=== Action item ===
Wherever a line holds the word "Stylus", copy that line from the data.

___

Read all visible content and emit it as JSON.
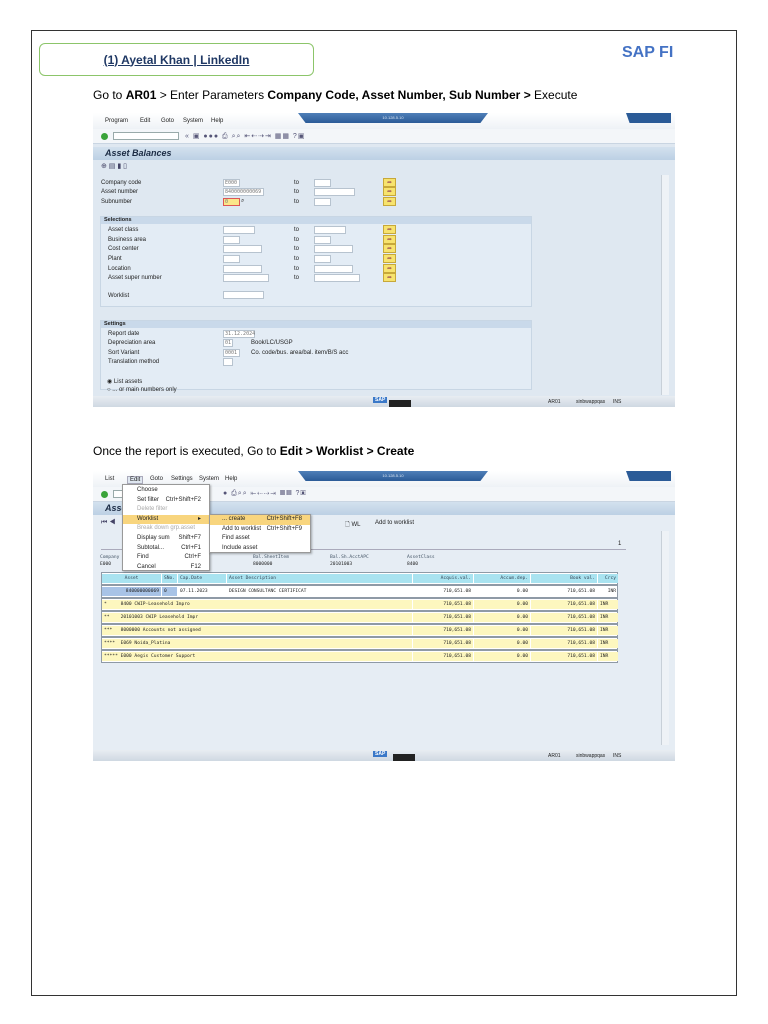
{
  "header": {
    "link_text": "(1) Ayetal Khan | LinkedIn",
    "brand": "SAP FI"
  },
  "step1": {
    "prefix": "Go to ",
    "tcode": "AR01",
    "mid": " > Enter Parameters ",
    "params": "Company Code, Asset Number, Sub Number >",
    "suffix": " Execute"
  },
  "step2": {
    "prefix": "Once the report is executed, Go to ",
    "path": "Edit > Worklist > Create"
  },
  "screen1": {
    "menu": [
      "Program",
      "Edit",
      "Goto",
      "System",
      "Help"
    ],
    "window_title": "10.128.5.10",
    "title": "Asset Balances",
    "to_label": "to",
    "fields": [
      {
        "label": "Company code",
        "value": "E000"
      },
      {
        "label": "Asset number",
        "value": "840000000069"
      },
      {
        "label": "Subnumber",
        "value": "0"
      }
    ],
    "selections_title": "Selections",
    "selections": [
      "Asset class",
      "Business area",
      "Cost center",
      "Plant",
      "Location",
      "Asset super number"
    ],
    "worklist_label": "Worklist",
    "settings_title": "Settings",
    "settings": [
      {
        "label": "Report date",
        "value": "31.12.2024",
        "desc": ""
      },
      {
        "label": "Depreciation area",
        "value": "01",
        "desc": "Book/LC/USGP"
      },
      {
        "label": "Sort Variant",
        "value": "0001",
        "desc": "Co. code/bus. area/bal. item/B/S acc"
      },
      {
        "label": "Translation method",
        "value": "",
        "desc": ""
      }
    ],
    "radio_list_assets": "List assets",
    "radio_main_numbers": "... or main numbers only",
    "status": {
      "tcode": "AR01",
      "server": "sinbwappqas",
      "mode": "INS"
    }
  },
  "screen2": {
    "menu": [
      "List",
      "Edit",
      "Goto",
      "Settings",
      "System",
      "Help"
    ],
    "window_title": "10.128.5.10",
    "title": "Asse",
    "edit_menu": [
      {
        "label": "Choose",
        "shortcut": ""
      },
      {
        "label": "Set filter",
        "shortcut": "Ctrl+Shift+F2"
      },
      {
        "label": "Delete filter",
        "shortcut": ""
      },
      {
        "label": "Worklist",
        "shortcut": "▸"
      },
      {
        "label": "Break down grp.asset",
        "shortcut": ""
      },
      {
        "label": "Display sum",
        "shortcut": "Shift+F7"
      },
      {
        "label": "Subtotal...",
        "shortcut": "Ctrl+F1"
      },
      {
        "label": "Find",
        "shortcut": "Ctrl+F"
      },
      {
        "label": "Cancel",
        "shortcut": "F12"
      }
    ],
    "worklist_submenu": [
      {
        "label": "... create",
        "shortcut": "Ctrl+Shift+F8"
      },
      {
        "label": "Add to worklist",
        "shortcut": "Ctrl+Shift+F9"
      },
      {
        "label": "Find asset",
        "shortcut": ""
      },
      {
        "label": "Include asset",
        "shortcut": ""
      }
    ],
    "toolbar_wl": "WL",
    "toolbar_add": "Add to worklist",
    "page_no": "1",
    "info": [
      {
        "label": "Company",
        "value": "E000"
      },
      {
        "label": "Bal.SheetItem",
        "value": "8000000"
      },
      {
        "label": "Bal.Sh.AcctAPC",
        "value": "20101003"
      },
      {
        "label": "AssetClass",
        "value": "8400"
      }
    ],
    "columns": [
      "Asset",
      "SNo.",
      "Cap.Date",
      "Asset Description",
      "Acquis.val.",
      "Accum.dep.",
      "Book val.",
      "Crcy"
    ],
    "detail_row": [
      "840000000069",
      "0",
      "07.11.2023",
      "DESIGN CONSULTANC CERTIFICAT",
      "710,651.08",
      "0.00",
      "710,651.08",
      "INR"
    ],
    "sum_rows": [
      {
        "text": "*     8400 CWIP-Leasehold Impro",
        "acq": "710,651.08",
        "dep": "0.00",
        "book": "710,651.08",
        "crcy": "INR"
      },
      {
        "text": "**    20101003 CWIP Leasehold Impr",
        "acq": "710,651.08",
        "dep": "0.00",
        "book": "710,651.08",
        "crcy": "INR"
      },
      {
        "text": "***   8000000 Accounts not assigned",
        "acq": "710,651.08",
        "dep": "0.00",
        "book": "710,651.08",
        "crcy": "INR"
      },
      {
        "text": "****  E069 Noida_Platina",
        "acq": "710,651.08",
        "dep": "0.00",
        "book": "710,651.08",
        "crcy": "INR"
      },
      {
        "text": "***** E000 Aegis Customer Support",
        "acq": "710,651.08",
        "dep": "0.00",
        "book": "710,651.08",
        "crcy": "INR"
      }
    ],
    "status": {
      "tcode": "AR01",
      "server": "sinbwappqas",
      "mode": "INS"
    }
  }
}
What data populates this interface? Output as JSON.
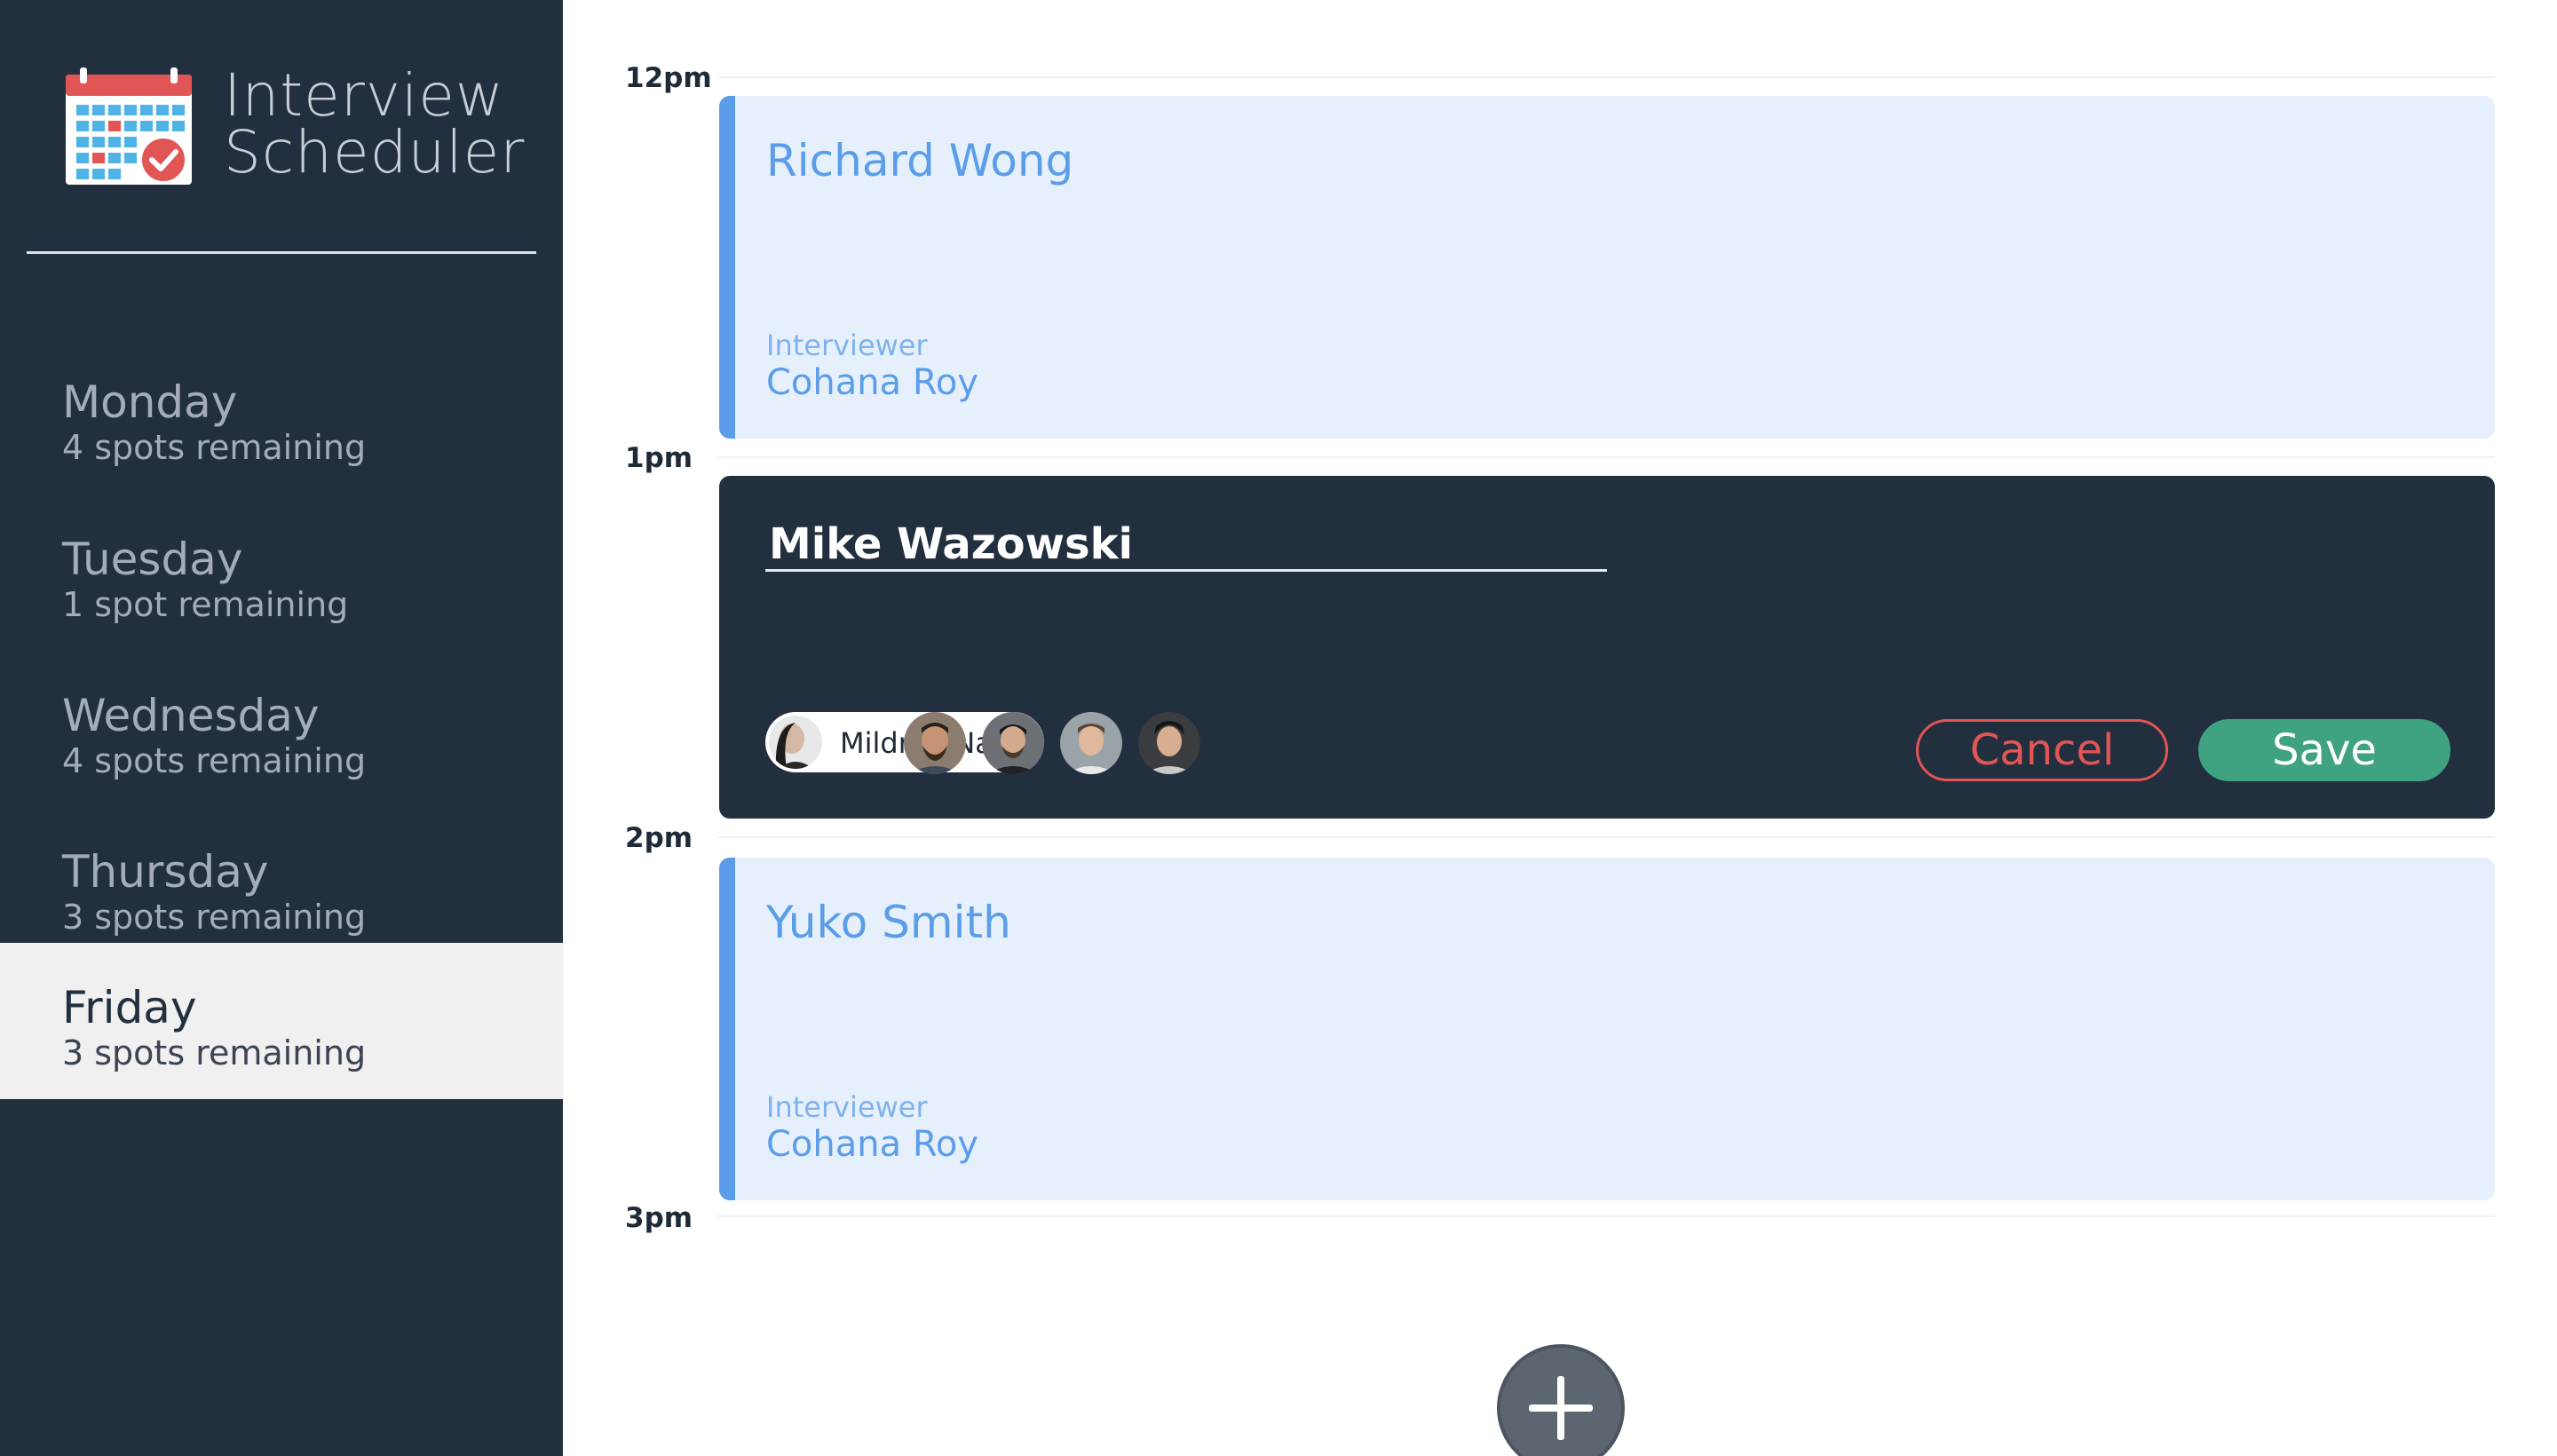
{
  "app": {
    "title_line1": "Interview",
    "title_line2": "Scheduler"
  },
  "sidebar": {
    "days": [
      {
        "name": "Monday",
        "spots": "4 spots remaining",
        "selected": false
      },
      {
        "name": "Tuesday",
        "spots": "1 spot remaining",
        "selected": false
      },
      {
        "name": "Wednesday",
        "spots": "4 spots remaining",
        "selected": false
      },
      {
        "name": "Thursday",
        "spots": "3 spots remaining",
        "selected": false
      },
      {
        "name": "Friday",
        "spots": "3 spots remaining",
        "selected": true
      }
    ]
  },
  "schedule": {
    "times": [
      "12pm",
      "1pm",
      "2pm",
      "3pm"
    ],
    "appointments": [
      {
        "student": "Richard Wong",
        "interviewer_label": "Interviewer",
        "interviewer": "Cohana Roy"
      },
      {
        "student": "Yuko Smith",
        "interviewer_label": "Interviewer",
        "interviewer": "Cohana Roy"
      }
    ],
    "editor": {
      "student_value": "Mike Wazowski",
      "selected_interviewer": "Mildred Nazir",
      "other_interviewer_count": 4,
      "cancel_label": "Cancel",
      "save_label": "Save"
    }
  },
  "colors": {
    "sidebar_bg": "#222f3e",
    "accent_blue": "#5b9de9",
    "appointment_bg": "#e6f0fd",
    "cancel_red": "#e25555",
    "save_green": "#3fa382"
  },
  "icons": {
    "logo": "calendar-check-icon",
    "add": "plus-icon"
  }
}
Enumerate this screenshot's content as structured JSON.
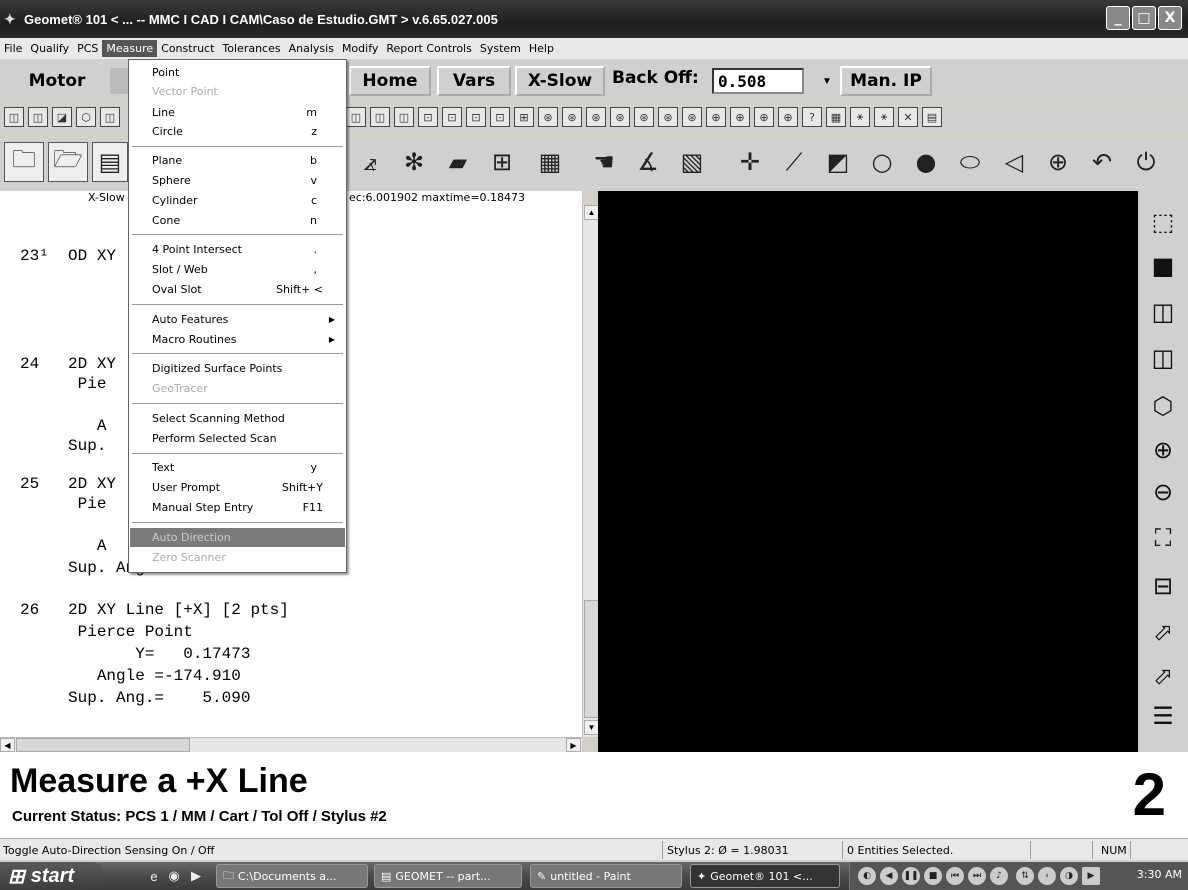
{
  "window": {
    "title": "Geomet® 101 < ... -- MMC I CAD I CAM\\Caso de Estudio.GMT > v.6.65.027.005",
    "minimize": "_",
    "maximize": "□",
    "close": "X"
  },
  "menubar": [
    "File",
    "Qualify",
    "PCS",
    "Measure",
    "Construct",
    "Tolerances",
    "Analysis",
    "Modify",
    "Report Controls",
    "System",
    "Help"
  ],
  "toolbar_big": {
    "motor": "Motor",
    "home": "Home",
    "vars": "Vars",
    "xslow": "X-Slow",
    "backoff_label": "Back Off:",
    "backoff_value": "0.508",
    "manip": "Man. IP"
  },
  "measure_menu": {
    "items": [
      {
        "label": "Point",
        "shortcut": "",
        "state": "normal"
      },
      {
        "label": "Vector Point",
        "shortcut": "",
        "state": "disabled"
      },
      {
        "label": "Line",
        "shortcut": "m",
        "state": "normal"
      },
      {
        "label": "Circle",
        "shortcut": "z",
        "state": "normal"
      },
      {
        "label": "Plane",
        "shortcut": "b",
        "state": "normal"
      },
      {
        "label": "Sphere",
        "shortcut": "v",
        "state": "normal"
      },
      {
        "label": "Cylinder",
        "shortcut": "c",
        "state": "normal"
      },
      {
        "label": "Cone",
        "shortcut": "n",
        "state": "normal"
      },
      {
        "label": "4 Point Intersect",
        "shortcut": ".",
        "state": "normal"
      },
      {
        "label": "Slot / Web",
        "shortcut": ",",
        "state": "normal"
      },
      {
        "label": "Oval Slot",
        "shortcut": "Shift+ <",
        "state": "normal"
      },
      {
        "label": "Auto Features",
        "shortcut": "",
        "state": "submenu"
      },
      {
        "label": "Macro Routines",
        "shortcut": "",
        "state": "submenu"
      },
      {
        "label": "Digitized Surface Points",
        "shortcut": "",
        "state": "normal"
      },
      {
        "label": "GeoTracer",
        "shortcut": "",
        "state": "disabled"
      },
      {
        "label": "Select Scanning Method",
        "shortcut": "",
        "state": "normal"
      },
      {
        "label": "Perform Selected Scan",
        "shortcut": "",
        "state": "normal"
      },
      {
        "label": "Text",
        "shortcut": "y",
        "state": "normal"
      },
      {
        "label": "User Prompt",
        "shortcut": "Shift+Y",
        "state": "normal"
      },
      {
        "label": "Manual Step Entry",
        "shortcut": "F11",
        "state": "normal"
      },
      {
        "label": "Auto Direction",
        "shortcut": "",
        "state": "highlight"
      },
      {
        "label": "Zero Scanner",
        "shortcut": "",
        "state": "disabled"
      }
    ]
  },
  "report": {
    "header_left": "X-Slow",
    "header_right": "ec:6.001902 maxtime=0.18473",
    "lines": [
      "23¹  OD XY",
      "24   2D XY",
      "      Pie",
      "        A",
      "     Sup.",
      "25   2D XY",
      "      Pie",
      "        A",
      "     Sup. Ang.=  92.818",
      "26   2D XY Line [+X] [2 pts]",
      "      Pierce Point",
      "            Y=   0.17473",
      "        Angle =-174.910",
      "     Sup. Ang.=    5.090"
    ]
  },
  "status": {
    "title": "Measure a +X Line",
    "current": "Current Status: PCS 1 / MM / Cart / Tol Off / Stylus #2",
    "count": "2"
  },
  "statusbar": {
    "hint": "Toggle Auto-Direction Sensing On / Off",
    "stylus": "Stylus 2: Ø = 1.98031",
    "entities": "0 Entities Selected.",
    "num": "NUM"
  },
  "taskbar": {
    "start": "start",
    "tasks": [
      "C:\\Documents a...",
      "GEOMET -- part...",
      "untitled - Paint",
      "Geomet® 101 <..."
    ],
    "clock": "3:30 AM"
  }
}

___

=== Answer for this exercise ===
    "current": "Current Status: PCS 1 / MM / Cart / Tol Off / Stylus #2",
    "stylus": "Stylus 2: Ø = 1.98031",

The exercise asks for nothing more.